The Australian Securities and Investment Commission says aiming for a deposit of 20% or more of the purchase price, plus enough to cover added costs1, is a good goal. Also, contact your state revenue officeabout grants for first home owners.

Government fees

Stamp duty is a land/property transfer tax applied by all Australian state and territory governments.

It is one of the most significant upfront costs you’ll have to pay and it can vary greatly depending on where your property is located.

Mortgage registration and transfer fees also apply and differ from state to state.

Calculators Australia has a stamp duty calculator which may be able to help and, if you’re a first-home buyer, visit your state government website to see if you’re eligible for stamp duty concessions.

Depending on your personal circumstances, the value of the property and the type of property, you may be exempt from paying stamp duty so be sure to do your research.

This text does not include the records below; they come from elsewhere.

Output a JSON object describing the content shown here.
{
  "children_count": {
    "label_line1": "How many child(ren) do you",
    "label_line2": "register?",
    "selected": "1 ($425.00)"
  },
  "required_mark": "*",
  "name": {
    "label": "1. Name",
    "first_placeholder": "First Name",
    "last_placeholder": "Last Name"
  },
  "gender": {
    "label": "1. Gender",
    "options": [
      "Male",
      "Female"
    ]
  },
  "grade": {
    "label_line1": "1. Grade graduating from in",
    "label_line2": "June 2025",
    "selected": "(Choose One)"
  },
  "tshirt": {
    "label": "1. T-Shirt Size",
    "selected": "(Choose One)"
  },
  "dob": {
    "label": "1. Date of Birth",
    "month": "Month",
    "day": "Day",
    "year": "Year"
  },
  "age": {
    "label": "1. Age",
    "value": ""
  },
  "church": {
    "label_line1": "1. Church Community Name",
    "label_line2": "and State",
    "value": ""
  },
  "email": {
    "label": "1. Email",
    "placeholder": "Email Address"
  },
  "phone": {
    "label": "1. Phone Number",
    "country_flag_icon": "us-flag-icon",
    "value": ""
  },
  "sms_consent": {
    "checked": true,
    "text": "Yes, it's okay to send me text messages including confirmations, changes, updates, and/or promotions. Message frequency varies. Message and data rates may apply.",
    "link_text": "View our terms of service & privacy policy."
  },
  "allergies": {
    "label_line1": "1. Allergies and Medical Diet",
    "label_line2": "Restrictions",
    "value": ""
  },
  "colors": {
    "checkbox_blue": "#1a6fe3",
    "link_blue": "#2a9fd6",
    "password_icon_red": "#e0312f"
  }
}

Legal and conveyancing fees

When buying property, engaging a real estate conveyancer or solicitor that specialises in conveyancing2 is often a good idea. They’ll prepare the documentation and conduct the settlement process.

The costs will vary depending on the property you buy and the person you use.

Loan application

This is also referred to as an establishment, up-front, start-up and set-up fee. It is a one-off payment to your lender when your loan commences. Fees can vary depending on your provider and will cover things such as credit checks, property appraisals and basic admin.

Lender’s mortgage insurance

When applying for a loan, you may also have to pay lender’s mortgage insurance which is a type of insurance that protects the lender from borrowers who can’t repay the loan. If you have a deposit equal to or more than 20% of a property’s purchase price, generally you won’t be asked to pay this insurance.

Building, pest and strata inspection reports

These inspections will alert you to structural problems or defects that may not be visible to the eye—asbestos, termites, electrical, ventilation and plumbing faults.

A strata report, if you’re buying a townhouse or apartment, can tell you whether the property is well run, well maintained and adequately financed.

Moving costs

If you plan on moving into the property rather than renting it out, moving costs can vary depending on distance, if you rent a van, ask your mates to help or hire a professional removalist.

Ongoing costs

Loan repayments

You need to pay back what you’ve borrowed and some loan providers may have facilities to help you keep charges down or access money you’ve repaid if you need it.

You may also want to consider using an offset account if your lender offers this. It is a transaction account linked to a home loan to help reduce the interest payable against your outstanding loan balance.

How much you pay back and how often you make repayments will affect how long it takes to pay off your home loan.

Interest charges

You’ll pay interest on the money you borrow so it’s a good idea to compare what different lenders can offer and to check out the comparison rate.

You can generally choose a fixed or variable rate, or a combination of the two. This is worth some research as it can make a big difference to your repayments, particularly if interest rates move up or down.

Other ongoing expenses

  • Strata fees for communally managed properties
  • Council rates
  • Utility costs—water, gas and electricity
  • Building and contents insurance
  • Any optional home improvements
  • Property maintenance and if you’re leasing out your property – property management.

Source: AMP